(Inside Science) -- According to Larry Hunter, the act of banking a basketball off the backboard and into the hoop is becoming a lost art.
The head coach of the men's basketball team at Western Carolina University in Cullowhee, N.C., Hunter said that today's explosive athletes tend to overlook bank shots because of the way they play the game -- including focusing on dunks.
However, a new scientific analysis shows that those changes may not be helping players score more points. Shooting from certain areas of the court, players are more likely to score if they aim the ball at the backboard instead of straight at the hoop. That's the conclusion of a new study in the Journal of Quantitative Analysis in Sports by Larry Silverberg and two colleagues.
Silverberg is a mechanical and aerospace engineering professor at North Carolina State University in Raleigh, where Hunter was an assistant coach from 2001-05.
When the topic of possible research areas within basketball came up years ago, it was Hunter who inspired Silverberg to study bank shots.
A long-time recreational player, Silverberg is a fan of the shot. "When you get good at a bank shot you just can't miss," he said.
In earlier research, Silverberg's group developed a mathematical model to simulate the release of a shot and the flight of the basketball, including what happens when the ball collides with the backboard and rim. The new study used that computer program to evaluate the best release speeds and launch angles from over 100 locations on the court, all less than 15 feet from the hoop -- less than the distance of a free throw .
Those calculations represented millions of possible trajectories and required months of computer processing time. The researchers assumed a hypothetical player who released a standard men's basketball from a height of 7 feet, with an aiming error equivalent to someone who makes free throws at a 70 percent rate. By comparing the results for aiming directly at the hoop versus aiming at the ideal spot on the backboard -- which differs depending on where the player is -- they were able to identify what shot gives the best result from each tested court location.
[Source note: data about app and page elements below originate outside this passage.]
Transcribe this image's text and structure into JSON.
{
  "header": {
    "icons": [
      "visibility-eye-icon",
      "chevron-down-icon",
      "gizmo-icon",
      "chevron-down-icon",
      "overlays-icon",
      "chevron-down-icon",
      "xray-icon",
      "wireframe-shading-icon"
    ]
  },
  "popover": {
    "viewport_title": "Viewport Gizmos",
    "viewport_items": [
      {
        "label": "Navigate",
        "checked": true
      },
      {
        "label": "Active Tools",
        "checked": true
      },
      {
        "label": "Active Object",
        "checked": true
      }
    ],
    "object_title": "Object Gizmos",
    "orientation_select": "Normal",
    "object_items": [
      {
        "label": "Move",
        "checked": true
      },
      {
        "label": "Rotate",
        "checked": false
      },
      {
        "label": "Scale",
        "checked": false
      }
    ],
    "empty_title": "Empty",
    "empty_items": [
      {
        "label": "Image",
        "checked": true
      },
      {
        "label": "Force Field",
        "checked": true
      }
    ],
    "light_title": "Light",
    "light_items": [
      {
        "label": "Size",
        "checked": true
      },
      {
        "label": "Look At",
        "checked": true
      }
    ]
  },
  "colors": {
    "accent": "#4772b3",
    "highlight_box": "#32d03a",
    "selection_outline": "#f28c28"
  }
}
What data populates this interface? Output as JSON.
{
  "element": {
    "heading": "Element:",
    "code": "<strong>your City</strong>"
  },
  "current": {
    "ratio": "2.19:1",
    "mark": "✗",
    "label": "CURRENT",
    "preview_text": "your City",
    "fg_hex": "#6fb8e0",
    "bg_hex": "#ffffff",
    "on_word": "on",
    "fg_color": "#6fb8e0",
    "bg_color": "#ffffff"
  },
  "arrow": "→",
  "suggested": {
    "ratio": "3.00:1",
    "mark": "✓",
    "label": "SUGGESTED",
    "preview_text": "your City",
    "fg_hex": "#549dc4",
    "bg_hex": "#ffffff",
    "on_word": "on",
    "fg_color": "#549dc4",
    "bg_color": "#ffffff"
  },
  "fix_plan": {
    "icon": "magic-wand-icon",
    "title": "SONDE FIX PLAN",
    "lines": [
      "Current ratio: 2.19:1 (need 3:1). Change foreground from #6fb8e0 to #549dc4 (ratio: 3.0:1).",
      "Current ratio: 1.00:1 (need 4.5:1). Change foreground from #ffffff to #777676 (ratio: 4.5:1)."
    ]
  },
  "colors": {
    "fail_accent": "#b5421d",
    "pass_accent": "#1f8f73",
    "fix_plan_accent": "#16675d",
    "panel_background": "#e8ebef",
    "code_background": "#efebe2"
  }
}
The researchers created a color-coded graph that identifies the court areas where players are better off trying bank shots. The best spots are off to the sides but far enough in from the end of the court to give shooters a good angle on the backboard . There's also a small area a few feet in front of the free-throw line where banks shots should be preferred.
Bank shots from these areas are as much as a 20 percent more likely to go in than shots aimed directly at the hoop, the researchers found.
"The pretty fundamental new discovery is that you’re not always best off to shoot directly at the basket," said Mont Hubbard, a mechanical engineering professor at the University of California, Davis, who also studies basketball and was not connected to the study.
Silverberg's research showed that the ideal target spot on the backboard for bank shots depends primarily on the angle between the baseline, which runs along the end of the court, and a line running from the basket to the shooter. For a given angle, the best target on the backboard is essentially the same no matter how far away the shooter is. These "aim points" have little connection to the square painted on the backboard -- which therefore doesn't make a good bull's-eye for the shooter.
Connecting the aim points from all possible shot locations produces a pattern that looks much like the letter "V" drawn above the red square on the backboard. This finding makes it possible to develop an easy system for practicing bank shots.
Silverberg worked out the right size for a V that can be taped onto the glass and where to place a vertical rod a few inches behind the middle of the backboard. A shooter looking to make a bank shot should aim at the point where the V and the vertical rod cross.
"This sets up a way that people can basically learn how to shoot a bank shot," said Silverberg. "Coaches today don't have a way of doing that."
"To shoot it straight in you almost have to have it a little more perfect," said Hunter, "I think anything like [Silverberg's target] could be a good teaching aid."